Estate planning is full of choices; some big, some small. On occasion, you’ll run into one of those choices that looks small–if you read over someone’s will, you might miss this choice–that could become big when it’s time to administer your estate. Today, we’re going to talk about one of those choices: independent administration or supervised administration?

Supervised administration, as the name suggests, involves the probate court reviewing and approving (or disapproving) many of the actions the personal representative takes in administering an estate. On the other hand, independent administration allows the personal representative to act without much input from the court.

Under Missouri law, supervised administration is the default choice. If you want independent administration, you’ve got to either authorize it in your will or all of the beneficiaries of the estate have to consent to it. If you absolutely don’t want independent administration, you can also prohibit independent administration in your will.

For most estates, independent administration will probably be fine. However, in some circumstances, supervised administration may be the better option:
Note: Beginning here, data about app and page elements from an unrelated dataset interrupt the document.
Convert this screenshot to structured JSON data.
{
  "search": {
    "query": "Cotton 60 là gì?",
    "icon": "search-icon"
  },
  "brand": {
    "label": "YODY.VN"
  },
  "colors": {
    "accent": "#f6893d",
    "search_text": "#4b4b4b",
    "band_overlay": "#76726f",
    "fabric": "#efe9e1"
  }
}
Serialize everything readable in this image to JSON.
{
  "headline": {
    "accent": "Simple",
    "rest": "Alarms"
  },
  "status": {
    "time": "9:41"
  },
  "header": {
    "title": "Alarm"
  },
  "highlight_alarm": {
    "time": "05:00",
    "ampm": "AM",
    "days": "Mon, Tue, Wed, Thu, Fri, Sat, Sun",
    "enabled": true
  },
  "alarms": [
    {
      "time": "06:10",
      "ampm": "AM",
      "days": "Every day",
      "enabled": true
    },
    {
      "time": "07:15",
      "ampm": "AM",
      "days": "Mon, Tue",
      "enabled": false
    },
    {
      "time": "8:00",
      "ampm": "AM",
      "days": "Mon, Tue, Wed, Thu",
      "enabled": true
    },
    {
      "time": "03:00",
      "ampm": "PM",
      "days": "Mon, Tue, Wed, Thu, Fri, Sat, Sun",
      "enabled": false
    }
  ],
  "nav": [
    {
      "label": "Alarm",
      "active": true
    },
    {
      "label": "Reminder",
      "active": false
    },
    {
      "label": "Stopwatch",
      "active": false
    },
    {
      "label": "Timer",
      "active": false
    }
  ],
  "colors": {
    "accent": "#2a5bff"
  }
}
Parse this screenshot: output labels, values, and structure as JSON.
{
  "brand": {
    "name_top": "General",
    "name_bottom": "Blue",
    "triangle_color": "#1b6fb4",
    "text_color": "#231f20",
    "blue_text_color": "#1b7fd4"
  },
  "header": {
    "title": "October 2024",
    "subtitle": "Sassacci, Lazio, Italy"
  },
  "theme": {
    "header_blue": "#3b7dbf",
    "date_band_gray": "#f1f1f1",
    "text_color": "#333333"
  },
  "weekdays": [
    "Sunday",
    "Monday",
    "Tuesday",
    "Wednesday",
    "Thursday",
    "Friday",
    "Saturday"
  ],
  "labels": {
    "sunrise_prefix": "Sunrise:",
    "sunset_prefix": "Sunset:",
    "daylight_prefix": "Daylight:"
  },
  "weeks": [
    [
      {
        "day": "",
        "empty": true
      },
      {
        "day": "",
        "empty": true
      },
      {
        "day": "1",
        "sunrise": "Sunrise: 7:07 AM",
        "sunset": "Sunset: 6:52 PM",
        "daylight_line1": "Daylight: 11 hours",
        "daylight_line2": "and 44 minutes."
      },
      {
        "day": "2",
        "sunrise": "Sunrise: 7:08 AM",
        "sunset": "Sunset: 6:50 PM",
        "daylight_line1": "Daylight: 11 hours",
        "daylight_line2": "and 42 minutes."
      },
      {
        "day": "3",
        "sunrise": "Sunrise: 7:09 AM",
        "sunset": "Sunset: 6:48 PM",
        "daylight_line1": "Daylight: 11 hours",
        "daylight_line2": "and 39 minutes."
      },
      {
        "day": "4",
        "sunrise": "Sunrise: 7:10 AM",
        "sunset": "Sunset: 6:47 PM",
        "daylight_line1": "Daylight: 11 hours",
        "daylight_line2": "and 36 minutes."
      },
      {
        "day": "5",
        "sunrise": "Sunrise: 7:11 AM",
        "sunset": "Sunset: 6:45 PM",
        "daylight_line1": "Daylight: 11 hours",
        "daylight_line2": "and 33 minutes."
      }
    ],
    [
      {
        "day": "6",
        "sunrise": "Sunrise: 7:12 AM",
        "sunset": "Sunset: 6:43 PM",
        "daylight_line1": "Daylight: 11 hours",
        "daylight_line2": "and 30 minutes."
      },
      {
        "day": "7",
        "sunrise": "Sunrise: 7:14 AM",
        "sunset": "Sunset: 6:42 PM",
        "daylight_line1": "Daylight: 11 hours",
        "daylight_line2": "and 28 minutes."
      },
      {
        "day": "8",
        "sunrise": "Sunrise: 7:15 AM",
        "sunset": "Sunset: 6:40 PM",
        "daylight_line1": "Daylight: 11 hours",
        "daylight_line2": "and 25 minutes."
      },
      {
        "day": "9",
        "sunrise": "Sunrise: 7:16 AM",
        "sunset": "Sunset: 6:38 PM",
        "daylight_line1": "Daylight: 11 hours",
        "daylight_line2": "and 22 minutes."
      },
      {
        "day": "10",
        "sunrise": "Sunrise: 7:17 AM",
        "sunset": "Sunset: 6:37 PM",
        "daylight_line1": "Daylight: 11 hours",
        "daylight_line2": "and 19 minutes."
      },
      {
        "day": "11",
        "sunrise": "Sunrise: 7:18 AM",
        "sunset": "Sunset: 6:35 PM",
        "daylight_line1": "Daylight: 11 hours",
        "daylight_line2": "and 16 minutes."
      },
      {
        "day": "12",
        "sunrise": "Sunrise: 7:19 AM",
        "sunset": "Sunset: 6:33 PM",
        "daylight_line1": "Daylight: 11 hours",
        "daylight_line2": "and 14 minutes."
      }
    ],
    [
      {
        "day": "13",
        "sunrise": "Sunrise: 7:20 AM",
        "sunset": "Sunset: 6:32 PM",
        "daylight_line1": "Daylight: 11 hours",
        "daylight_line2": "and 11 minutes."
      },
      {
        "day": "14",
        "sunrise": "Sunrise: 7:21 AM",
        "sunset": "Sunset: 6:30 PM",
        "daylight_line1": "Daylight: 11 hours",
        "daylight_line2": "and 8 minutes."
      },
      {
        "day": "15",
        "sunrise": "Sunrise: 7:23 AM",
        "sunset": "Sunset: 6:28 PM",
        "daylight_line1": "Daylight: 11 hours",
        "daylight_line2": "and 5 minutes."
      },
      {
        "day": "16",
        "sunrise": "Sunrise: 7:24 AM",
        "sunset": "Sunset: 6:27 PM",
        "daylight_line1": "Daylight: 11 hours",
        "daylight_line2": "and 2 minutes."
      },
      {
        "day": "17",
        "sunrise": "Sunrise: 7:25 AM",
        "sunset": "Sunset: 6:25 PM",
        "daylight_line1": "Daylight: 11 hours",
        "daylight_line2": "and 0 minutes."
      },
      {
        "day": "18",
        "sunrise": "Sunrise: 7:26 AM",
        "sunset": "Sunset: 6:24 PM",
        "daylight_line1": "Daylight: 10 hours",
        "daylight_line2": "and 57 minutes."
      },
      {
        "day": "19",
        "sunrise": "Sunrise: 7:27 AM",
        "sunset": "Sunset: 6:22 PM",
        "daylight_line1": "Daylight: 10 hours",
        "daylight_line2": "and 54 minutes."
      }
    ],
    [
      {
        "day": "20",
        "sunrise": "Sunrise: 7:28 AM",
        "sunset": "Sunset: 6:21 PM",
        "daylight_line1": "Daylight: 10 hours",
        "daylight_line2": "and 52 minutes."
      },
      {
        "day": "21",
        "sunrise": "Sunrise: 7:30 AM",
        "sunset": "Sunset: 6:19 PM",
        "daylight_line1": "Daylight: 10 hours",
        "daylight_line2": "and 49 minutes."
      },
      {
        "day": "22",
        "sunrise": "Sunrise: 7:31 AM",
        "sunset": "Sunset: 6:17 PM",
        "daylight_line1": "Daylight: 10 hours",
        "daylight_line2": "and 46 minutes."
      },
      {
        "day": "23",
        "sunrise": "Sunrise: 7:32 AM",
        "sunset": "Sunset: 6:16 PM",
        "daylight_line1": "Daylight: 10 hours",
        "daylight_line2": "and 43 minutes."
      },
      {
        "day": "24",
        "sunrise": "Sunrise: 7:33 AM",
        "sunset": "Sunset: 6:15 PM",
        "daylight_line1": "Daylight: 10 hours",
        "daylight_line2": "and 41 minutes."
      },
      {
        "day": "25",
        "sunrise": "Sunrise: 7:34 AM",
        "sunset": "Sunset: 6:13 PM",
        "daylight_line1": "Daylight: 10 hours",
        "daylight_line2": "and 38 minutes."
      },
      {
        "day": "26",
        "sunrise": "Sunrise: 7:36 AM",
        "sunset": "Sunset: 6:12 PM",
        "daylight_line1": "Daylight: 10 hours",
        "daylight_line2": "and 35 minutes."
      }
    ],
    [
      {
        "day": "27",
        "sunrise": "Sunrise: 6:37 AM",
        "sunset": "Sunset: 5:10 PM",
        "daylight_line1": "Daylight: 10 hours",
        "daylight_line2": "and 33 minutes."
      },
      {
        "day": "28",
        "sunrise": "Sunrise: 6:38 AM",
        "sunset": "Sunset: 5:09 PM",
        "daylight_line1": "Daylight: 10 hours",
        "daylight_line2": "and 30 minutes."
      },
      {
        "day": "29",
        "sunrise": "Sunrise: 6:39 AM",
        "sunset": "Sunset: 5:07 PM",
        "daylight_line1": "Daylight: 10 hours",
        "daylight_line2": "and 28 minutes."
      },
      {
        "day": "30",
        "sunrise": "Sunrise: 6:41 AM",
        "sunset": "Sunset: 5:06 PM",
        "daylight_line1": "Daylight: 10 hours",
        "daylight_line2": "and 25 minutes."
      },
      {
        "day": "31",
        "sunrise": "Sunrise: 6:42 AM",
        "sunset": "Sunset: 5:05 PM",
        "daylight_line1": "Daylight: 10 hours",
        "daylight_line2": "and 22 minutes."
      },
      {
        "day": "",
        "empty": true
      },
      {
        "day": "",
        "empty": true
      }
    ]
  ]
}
  • Is there significant distrust among your beneficiaries? If your beneficiaries don’t trust each other or your personal representative, those issues aren’t going to vanish when you die–they’ll likely get worse. Supervised administration can help satisfy beneficiaries that everything is being done properly.
  • Do you trust your personal representative? If you actually answered “no” to this question, you may need a new personal representative. If that person is the best you can do for some reason (and I’d check again just to make sure), having the court supervise the administration could limit the risk of a poorly managed estate.
  • Is there likely to be a will contest? A contested will is handled with a supervised administration. If you do think your will may be contested, you may want to consider working with your estate planning attorney to reduce those risks.
  • Would your personal representative prefer court supervision? Sometimes personal representatives want to get the court’s approval for the actions they take. However, this may require a lot of time, trips to the courthouse, and money, and your personal representative should understand that.

For your personal representative, this choice could be very important in how easy or difficult it is to administer your estate. If you’re preparing an estate plan, it’s definitely a question worth bringing up.

Photo credit: Flickr user AJ Cann, licensed under